  • Indie: Indie is a broad term that refers to games that are developed by independent or small-scale developers who have more creative freedom and control over their projects. Indie games often feature experimental or innovative gameplay mechanics, narratives, or art styles that are not commonly seen in mainstream or commercial games. Indie style can also reflect the personal vision or expression of the artist or developer who created the game. Indie style can vary widely depending on the genre and platform of the game. 

Realistic Art Style 

With the advent of technology, video games have become a medium for interactive art, allowing players to immerse themselves in various art styles. The availability of different technologies has influenced the choices and decisions of video game developers when selecting an art style. However, despite varying access to advanced technologies, artists and developers can express themselves in diverse art styles, whether in 2D or 3D.    

While the distinction between realistic and stylized art styles can sometimes be blurred, the key factors in defining a game as realistic involve the game elements closely resembling real-life and adhering to real-world physics. The world of art and video games continues to evolve, offering a rich tapestry of art styles that cater to different preferences, moods, and storytelling purposes. Whether through the simplicity of abstraction, the charm of stylization, or the pursuit of realism, art styles in video games enhance the visual experience and contribute to the overall appeal and uniqueness of each game. 


The Realistic art style strives to depict subjects with a high level of accuracy and fidelity. It seeks to recreate the physical appearance of objects, people, or landscapes in a lifelike manner. This art style often prioritizes precise detailing, texture, and shading, aiming to create an illusion of reality. The advancement of technology has led to the development of more sophisticated games and, of course, the possibility of achieving this art style. This is why realistic art styles emerged in the ‘90s. This style featured games with realistic human characters and real depictions of objects and environments.
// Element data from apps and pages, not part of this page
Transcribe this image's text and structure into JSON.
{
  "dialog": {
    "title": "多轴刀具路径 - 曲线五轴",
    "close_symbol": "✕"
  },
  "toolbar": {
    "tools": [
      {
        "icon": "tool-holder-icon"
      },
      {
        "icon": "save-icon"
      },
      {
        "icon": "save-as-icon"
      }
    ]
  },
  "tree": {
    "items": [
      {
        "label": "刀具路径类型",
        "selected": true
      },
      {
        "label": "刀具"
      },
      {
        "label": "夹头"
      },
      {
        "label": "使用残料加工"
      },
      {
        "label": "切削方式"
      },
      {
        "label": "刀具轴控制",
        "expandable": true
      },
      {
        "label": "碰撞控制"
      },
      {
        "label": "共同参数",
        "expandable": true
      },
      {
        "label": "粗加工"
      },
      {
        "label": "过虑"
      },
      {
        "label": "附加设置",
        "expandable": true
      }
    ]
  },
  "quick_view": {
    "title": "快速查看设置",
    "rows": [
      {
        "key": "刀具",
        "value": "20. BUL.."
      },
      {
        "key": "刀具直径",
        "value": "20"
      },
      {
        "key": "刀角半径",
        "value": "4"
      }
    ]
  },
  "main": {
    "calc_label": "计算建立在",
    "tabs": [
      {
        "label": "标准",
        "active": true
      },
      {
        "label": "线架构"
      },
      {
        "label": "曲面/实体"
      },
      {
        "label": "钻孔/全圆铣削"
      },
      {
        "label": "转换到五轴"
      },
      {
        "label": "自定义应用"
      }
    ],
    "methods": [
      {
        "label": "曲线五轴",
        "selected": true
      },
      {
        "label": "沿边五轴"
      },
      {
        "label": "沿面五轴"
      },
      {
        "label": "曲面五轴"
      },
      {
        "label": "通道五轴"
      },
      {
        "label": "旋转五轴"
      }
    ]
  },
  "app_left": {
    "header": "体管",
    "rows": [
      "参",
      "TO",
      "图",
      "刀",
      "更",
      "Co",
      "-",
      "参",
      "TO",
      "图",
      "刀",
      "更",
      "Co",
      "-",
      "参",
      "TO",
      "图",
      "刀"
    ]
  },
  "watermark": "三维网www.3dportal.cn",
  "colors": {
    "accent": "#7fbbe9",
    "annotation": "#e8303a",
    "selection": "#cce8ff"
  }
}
Game artists in Agate has also begun to dive into this specific art style. Games with these styles set the stage for the high-quality AAA games we play today.   

However, there is some debate about whether some games with a slight caricature style belong to the realistic game art style or not. Some might consider them stylized games. This is because they have fantastical elements in their settings and stories. To classify a game as realistic, two elements are usually required: Where the game elements look as close to real-life as possible, and the game elements move according to real-world physics.